I know it was months ago, but I’m starting to forget some of it. I can call it back, but I have to really engage that part of my mind, I have to dive into the memory of it, it doesn’t splash over me the way it used to.
We got into JFK really early that morning. I want to say it was around 6am. Well 6am ET, who knows what time my body thought it was at that point. (Israel is seven hours ahead of us.)
International airports, especially early in the morning or really late at night or maybe at any odd hour, where they aren’t clogged with the hubbub of people, have an almost hospital feel to them. Not in the heart quickening, nervous way, but in the sterile, quiet, I don’t quite know where to stand or who to ask about that way.
And we were all there again, together in line, comparing our swollen ankles, together heading into the customs line and together gathering our bags and saying goodbyes, to people that maybe we’d forgotten what it was like to not be with all the time.
We went our separate ways, me with two girls from the trip who were headed to the same terminal.
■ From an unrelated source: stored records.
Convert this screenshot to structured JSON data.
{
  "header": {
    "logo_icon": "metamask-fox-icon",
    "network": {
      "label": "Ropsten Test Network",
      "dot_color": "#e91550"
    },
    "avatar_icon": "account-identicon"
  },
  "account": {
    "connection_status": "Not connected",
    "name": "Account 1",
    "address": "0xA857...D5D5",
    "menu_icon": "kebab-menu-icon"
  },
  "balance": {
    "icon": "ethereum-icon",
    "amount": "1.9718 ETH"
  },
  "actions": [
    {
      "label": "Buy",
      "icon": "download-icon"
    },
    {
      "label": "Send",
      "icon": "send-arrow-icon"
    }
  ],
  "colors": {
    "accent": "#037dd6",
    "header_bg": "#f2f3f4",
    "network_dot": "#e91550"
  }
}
After buying a meal that would have fed me for three days in Israel and eating approximately half of it, I sat with the two kids from my trip who were on the same flight back to Washington, DC. The plane ride back went by in a flash of Israel conversations and re-caps, even though we’d only been back in the US for hours.
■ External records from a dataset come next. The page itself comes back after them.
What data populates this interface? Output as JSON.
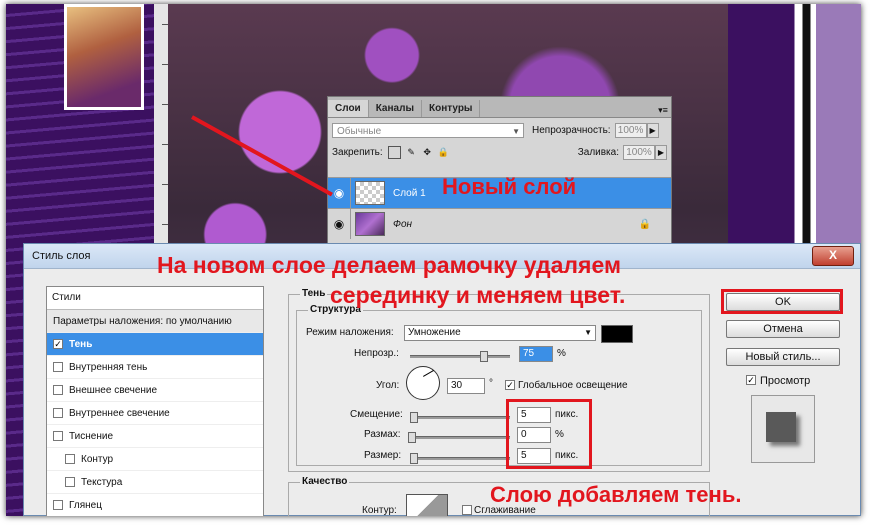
{
  "layers_panel": {
    "tabs": [
      "Слои",
      "Каналы",
      "Контуры"
    ],
    "blend_mode": "Обычные",
    "opacity_label": "Непрозрачность:",
    "opacity_value": "100%",
    "lock_label": "Закрепить:",
    "fill_label": "Заливка:",
    "fill_value": "100%",
    "layers": [
      {
        "name": "Слой 1",
        "selected": true
      },
      {
        "name": "Фон",
        "selected": false,
        "locked": true
      }
    ]
  },
  "dialog": {
    "title": "Стиль слоя",
    "close_label": "X",
    "styles_header": "Стили",
    "styles_items": [
      "Параметры наложения: по умолчанию",
      "Тень",
      "Внутренняя тень",
      "Внешнее свечение",
      "Внутреннее свечение",
      "Тиснение",
      "Контур",
      "Текстура",
      "Глянец"
    ],
    "section_title": "Тень",
    "structure_title": "Структура",
    "blend_mode_label": "Режим наложения:",
    "blend_mode_value": "Умножение",
    "opacity_label": "Непрозр.:",
    "opacity_value": "75",
    "percent": "%",
    "angle_label": "Угол:",
    "angle_value": "30",
    "degree": "°",
    "global_light_label": "Глобальное освещение",
    "distance_label": "Смещение:",
    "distance_value": "5",
    "spread_label": "Размах:",
    "spread_value": "0",
    "size_label": "Размер:",
    "size_value": "5",
    "px_unit": "пикс.",
    "quality_title": "Качество",
    "contour_label": "Контур:",
    "antialias_label": "Сглаживание",
    "ok_label": "OK",
    "cancel_label": "Отмена",
    "new_style_label": "Новый стиль...",
    "preview_label": "Просмотр"
  },
  "annotations": {
    "new_layer": "Новый слой",
    "frame_line1": "На новом слое делаем рамочку удаляем",
    "frame_line2": "серединку и меняем цвет.",
    "shadow": "Слою добавляем тень."
  },
  "colors": {
    "annotation_red": "#e2161e",
    "selection_blue": "#3b8fe6"
  }
}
I’m not usually a fan of flying, but all in all the four flights I took round-trip for Israel didn’t bother me, that being said it was nice to get my bags at DCA and know that I wouldn’t be on a plane for a while.
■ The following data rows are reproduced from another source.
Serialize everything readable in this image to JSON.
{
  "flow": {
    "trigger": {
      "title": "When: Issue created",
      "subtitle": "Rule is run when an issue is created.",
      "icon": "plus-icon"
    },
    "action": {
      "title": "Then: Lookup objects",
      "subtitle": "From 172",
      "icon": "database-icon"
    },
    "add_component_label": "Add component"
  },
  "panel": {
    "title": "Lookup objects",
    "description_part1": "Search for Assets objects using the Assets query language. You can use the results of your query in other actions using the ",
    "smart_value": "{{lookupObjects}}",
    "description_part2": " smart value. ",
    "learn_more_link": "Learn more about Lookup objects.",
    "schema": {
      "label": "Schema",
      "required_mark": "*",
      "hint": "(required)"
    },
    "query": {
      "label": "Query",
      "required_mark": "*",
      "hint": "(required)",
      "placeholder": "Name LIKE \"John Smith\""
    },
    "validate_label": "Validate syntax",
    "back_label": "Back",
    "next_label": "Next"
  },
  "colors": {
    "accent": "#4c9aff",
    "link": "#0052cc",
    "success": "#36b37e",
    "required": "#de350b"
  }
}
My dad was almost on time, (which for him is at least somewhat unusual) but it was welcomed. I don’t think I would have dealt well with another lull and this time a solitary lull.
When I’m amped up, when I’m nervous, I hate being alone. I hate not being able to mind dump (or share everything I’m thinking with someone) and I know this is something to work on sure, but I just hate not being able to talk ad-nauseum about whatever it is, which is actually probably part of the reason I love writing so much. I can mind dump without having to actually share with someone else these intimate thoughts, these ideas that caught in my conscious, that I don’t even know if I really believe or am simply fixated on.
Almost the minute I sat down in my dad’s car, the story all of it came tumbling out. I couldn’t stop the stories, I couldn’t stop the thoughts, I couldn’t stop any of it from pouring out. I’ve said before that it was like word vomit for a while afterwards, but this time, with my father in the car that day, I don’t even know if there was a logical order to the story, I just know I said it all.
Now maybe this isn’t a shocking story to you, but you don’t know my father. My father is a retired green barre, who left his ivy league college to enlist, who then went on to practice law, retiring from that as well and now is getting his PhD in Neuropsychology… for fun. Maybe this doesn’t paint a complete picture, I guess he’s a bit like if you combined Liam Niessen from Taken, Clint Eastwood from Gran Torino and maybe a little bit of someone else. Now that’s not an exact composite of him, but its a decent summary to point you in the right direction at least, but anyways back to the point here, my father isn’t always easy to talk to about things and we haven’t exactly always been close, in fact up until a few years ago, I spent an awful lot of time attempting to hide as much of my life from him as possible.
But as I was telling my dad I started crying. Not bawling in some uncontrollable way where I couldn’t talk, but just crying and I don’t know if it was the exhaustion or the story or just being overwhelmed by it all or maybe a combination of all the above, but I cried almost the whole way through.
And more surprisingly, my dad started crying. He cried as he listened, he cried as he asked questions and there we were just crying and talking for the next hour.
I stopped to get my keys, went home, sat down and started replying to emails for work and chatting on facebook with the Israelis, in some sort of daze.
What I really remember from the time sitting at the computer, after those ten days, after that car ride, back in my childhood home and back at work, was that I felt changed, irreparably changed for the better and that I wasn’t sure what was next but I knew that forever I would never look at the world the same way.